I removed DHCPClient='dhclient' from my netctl profiles, and made dhcpcd request the extra options by adding

option subnet_mask, broadcast_address, time_offset, routers

to /etc/dhcpcd.conf, and netctl works O.K. with dhcpcd as the DHCP client.

I don't know why requesting the extra options should make a difference, and I haven't tried any tests to see which of them are necessary.--Pdc (talk) 19:41, 25 August 2015 (UTC)

How to resolve "The interface of network profile '…' is already up" permanently

I'm getting this when trying to run `sudo netctl start wlpNsM-SSID` after unplugging the Ethernet cable. This right after a reboot and login. How do I get Wi-Fi to just work after unplugging my Ethernet cable?

PS: Whenever I get this error I've checked the state of the Wi-Fi interface just afterwards, and it was always down, so I'm very surprised the workaround even works.

L0b0 (talk) 03:40, 20 March 2018 (UTC)

List known conflicting network managers

Looking at a list of dozens of service names it's hard to know which, if any, conflict with netctl. It would be good if this page mentioned at least the most common culprits, such as NetworkManager. -- L0b0 (talk) 20:30, 4 April 2018 (UTC)

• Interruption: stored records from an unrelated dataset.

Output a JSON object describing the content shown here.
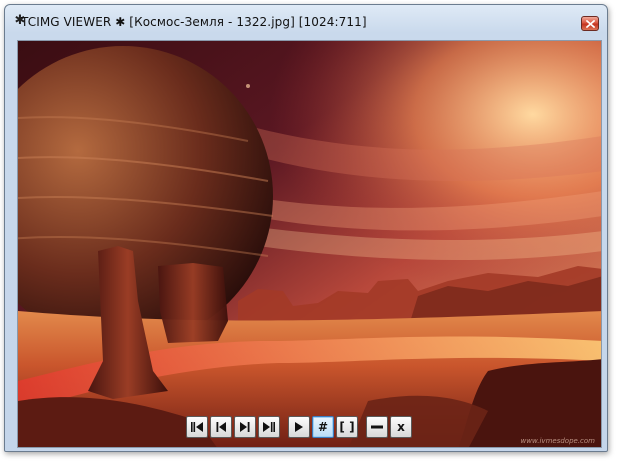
{
  "window": {
    "title": "TCIMG VIEWER ✱ [Космос-Земля - 1322.jpg] [1024:711]",
    "icon": "✱"
  },
  "titlebar_buttons": {
    "close": "close-icon"
  },
  "image": {
    "description_icon": "space-landscape-image",
    "watermark": "www.ivmesdope.com"
  },
  "toolbar": {
    "buttons": [
      {
        "name": "first",
        "icon": "first-icon"
      },
      {
        "name": "previous",
        "icon": "previous-icon"
      },
      {
        "name": "next",
        "icon": "next-icon"
      },
      {
        "name": "last",
        "icon": "last-icon"
      },
      {
        "name": "slideshow",
        "icon": "play-icon"
      },
      {
        "name": "grid",
        "label": "#"
      },
      {
        "name": "fit",
        "label": "[ ]"
      },
      {
        "name": "minimize",
        "icon": "minimize-icon"
      },
      {
        "name": "close",
        "label": "x"
      }
    ]
  }
}
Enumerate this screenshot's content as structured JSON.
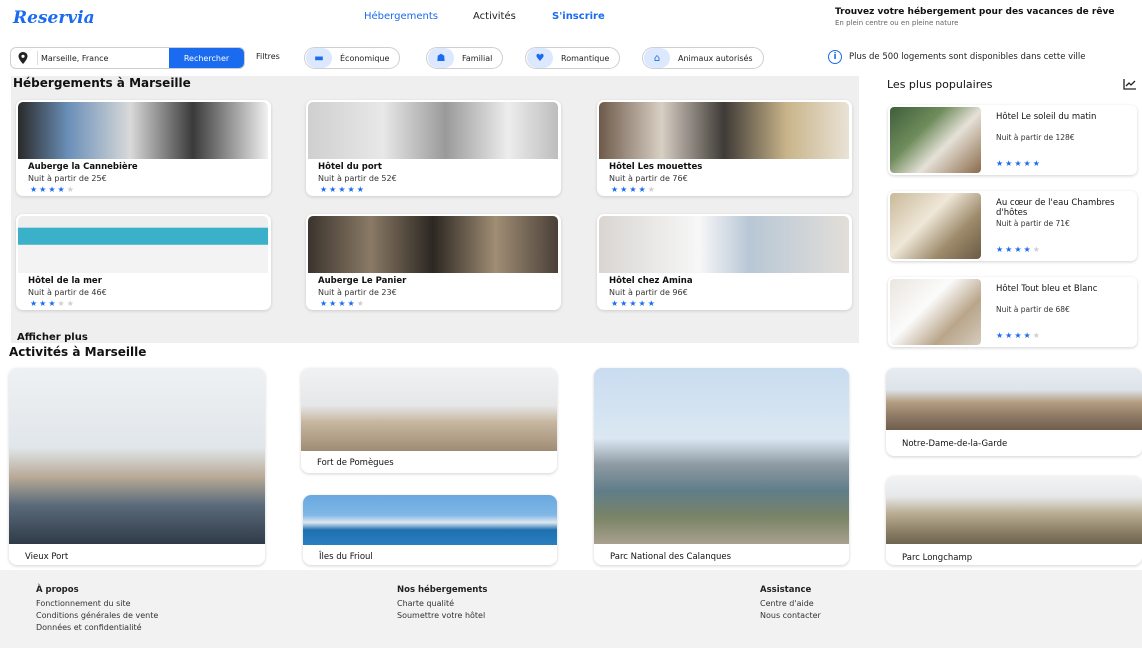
{
  "header": {
    "logo": "Reservia",
    "nav": [
      "Hébergements",
      "Activités",
      "S'inscrire"
    ],
    "tagline": "Trouvez votre hébergement pour des vacances de rêve",
    "subtagline": "En plein centre ou en pleine nature"
  },
  "search": {
    "value": "Marseille, France",
    "button": "Rechercher",
    "filters_label": "Filtres"
  },
  "filters": [
    {
      "label": "Économique",
      "icon": "money-icon"
    },
    {
      "label": "Familial",
      "icon": "family-icon"
    },
    {
      "label": "Romantique",
      "icon": "heart-icon"
    },
    {
      "label": "Animaux autorisés",
      "icon": "pet-icon"
    }
  ],
  "info": {
    "text": "Plus de 500 logements sont disponibles dans cette ville"
  },
  "lodging": {
    "title": "Hébergements à Marseille",
    "show_more": "Afficher plus",
    "cards": [
      {
        "name": "Auberge la Cannebière",
        "price": "Nuit à partir de 25€",
        "rating": 4
      },
      {
        "name": "Hôtel du port",
        "price": "Nuit à partir de 52€",
        "rating": 5
      },
      {
        "name": "Hôtel Les mouettes",
        "price": "Nuit à partir de 76€",
        "rating": 4
      },
      {
        "name": "Hôtel de la mer",
        "price": "Nuit à partir de 46€",
        "rating": 3
      },
      {
        "name": "Auberge Le Panier",
        "price": "Nuit à partir de 23€",
        "rating": 4
      },
      {
        "name": "Hôtel chez Amina",
        "price": "Nuit à partir de 96€",
        "rating": 5
      }
    ]
  },
  "popular": {
    "title": "Les plus populaires",
    "items": [
      {
        "name": "Hôtel Le soleil du matin",
        "price": "Nuit à partir de 128€",
        "rating": 5
      },
      {
        "name": "Au cœur de l'eau Chambres d'hôtes",
        "price": "Nuit à partir de 71€",
        "rating": 4
      },
      {
        "name": "Hôtel Tout bleu et Blanc",
        "price": "Nuit à partir de 68€",
        "rating": 4
      }
    ]
  },
  "activities": {
    "title": "Activités à Marseille",
    "items": [
      "Vieux Port",
      "Fort de Pomègues",
      "Îles du Frioul",
      "Parc National des Calanques",
      "Notre-Dame-de-la-Garde",
      "Parc Longchamp"
    ]
  },
  "footer": {
    "columns": [
      {
        "title": "À propos",
        "links": [
          "Fonctionnement du site",
          "Conditions générales de vente",
          "Données et confidentialité"
        ]
      },
      {
        "title": "Nos hébergements",
        "links": [
          "Charte qualité",
          "Soumettre votre hôtel"
        ]
      },
      {
        "title": "Assistance",
        "links": [
          "Centre d'aide",
          "Nous contacter"
        ]
      }
    ]
  },
  "colors": {
    "accent": "#1a6bf0",
    "panel": "#efefef",
    "star_off": "#cfcfcf"
  }
}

See Category:Network managers for the few names known to the wiki, but really, any network management programs or user scripts would conflict. I don't see a point of adding a list which would be incomplete anyway. Ultimately the user should know what's running on his system. -- Lahwaacz (talk) 21:12, 4 April 2018 (UTC)
Obviously any service could conflict with any other service. And knowing what is running is very different from knowing whether any of the things conflict. "Warning: Do not enable concurrent, conflicting network services" is only helpful if the user has some way of figuring out what constitutes a conflicting network service. By the way, did you mean Category:Network_configuration? -- L0b0 (talk) 21:43, 4 April 2018 (UTC)
Yes, that's the category, sorry for the mistake. Part of knowing what's running is knowing what services manage network - that's what the warning says to look for. -- Lahwaacz (talk) 22:18, 4 April 2018 (UTC)
The warning also states "Use systemctl --type=service to ensure that no other network service is running before enabling a netctl profile/service". Seems pretty clear to me that it means no other network daemon should be running. See also Network configuration#Network managers. -- Rdeckard (talk) 22:21, 4 April 2018 (UTC)